Layoffs increase substantially in October
December 03, 2001
In October 2001, there were 1,816 mass layoff actions by employers as measured by new filings for unemployment insurance benefits during the month. Each layoff action involved at least 50 persons from a single establishment, and the number of workers involved totaled 212,695.
The number of layoff events and initial claimants for unemployment insurance were the highest for the month of October since the series began in April 1995. Over the January-October 2001 period, the total number of events, at 16,221, and initial claims, at 1,935,871, were substantially higher than in January-October 2000, at 11,364 and 1,292,335, respectively.
These data are products of the Mass Layoff Statistics program. Mass layoffs data for September and October 2001 are preliminary and subject to revision. For more information, see news release USDL 01-446, Mass Layoffs in October 2001.
Bureau of Labor Statistics, U.S. Department of Labor, The Economics Daily, Layoffs increase substantially in October on the Internet at http://www.bls.gov/opub/ted/2001/dec/wk1/art01.htm (visited September 26, 2016).
Recent editions of Spotlight on Statistics
A look at healthcare spending, employment, pay, benefits, and prices
As one of the largest U.S. industries, healthcare is steadily growing to meet the needs of an increasing population with an increasing life expectancy. This Spotlight looks at how much people spend on healthcare, current and projected employment in the industry, employer-provided healthcare benefits, healthcare prices, and pay for workers in healthcare occupations.
Employment and Wages in Healthcare Occupations
Healthcare occupations are a significant percentage of U.S. employment. Some of the largest and highest paying occupations are in healthcare.

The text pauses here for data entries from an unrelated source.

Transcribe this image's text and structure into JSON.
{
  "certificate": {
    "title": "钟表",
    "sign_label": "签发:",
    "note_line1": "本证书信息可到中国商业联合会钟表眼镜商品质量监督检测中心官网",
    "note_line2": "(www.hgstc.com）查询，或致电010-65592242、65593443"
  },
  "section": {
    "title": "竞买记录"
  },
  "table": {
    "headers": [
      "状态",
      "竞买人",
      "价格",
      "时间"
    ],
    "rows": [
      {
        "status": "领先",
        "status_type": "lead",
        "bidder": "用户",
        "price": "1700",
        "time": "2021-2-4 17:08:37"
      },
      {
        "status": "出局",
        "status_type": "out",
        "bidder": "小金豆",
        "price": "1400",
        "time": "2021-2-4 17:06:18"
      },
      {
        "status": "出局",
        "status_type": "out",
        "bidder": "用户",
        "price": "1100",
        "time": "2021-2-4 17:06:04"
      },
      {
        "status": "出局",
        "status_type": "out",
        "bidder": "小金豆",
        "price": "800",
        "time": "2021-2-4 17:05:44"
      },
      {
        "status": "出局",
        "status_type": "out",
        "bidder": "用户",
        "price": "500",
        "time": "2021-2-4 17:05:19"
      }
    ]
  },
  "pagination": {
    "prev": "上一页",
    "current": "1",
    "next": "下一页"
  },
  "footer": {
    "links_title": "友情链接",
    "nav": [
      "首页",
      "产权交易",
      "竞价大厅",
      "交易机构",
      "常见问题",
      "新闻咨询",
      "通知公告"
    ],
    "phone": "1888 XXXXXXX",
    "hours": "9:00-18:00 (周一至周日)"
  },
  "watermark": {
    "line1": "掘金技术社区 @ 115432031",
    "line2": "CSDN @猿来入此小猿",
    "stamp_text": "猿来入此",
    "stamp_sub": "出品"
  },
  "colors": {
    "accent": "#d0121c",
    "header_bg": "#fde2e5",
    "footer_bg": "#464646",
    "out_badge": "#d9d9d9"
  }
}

This Spotlight examines employment and wages for healthcare occupations.
Fifty years of looking at changes in peoples lives
Longitudinal surveys help us understand long-term changes, such as how events that happened when a person was in high school affect labor market success as an adult.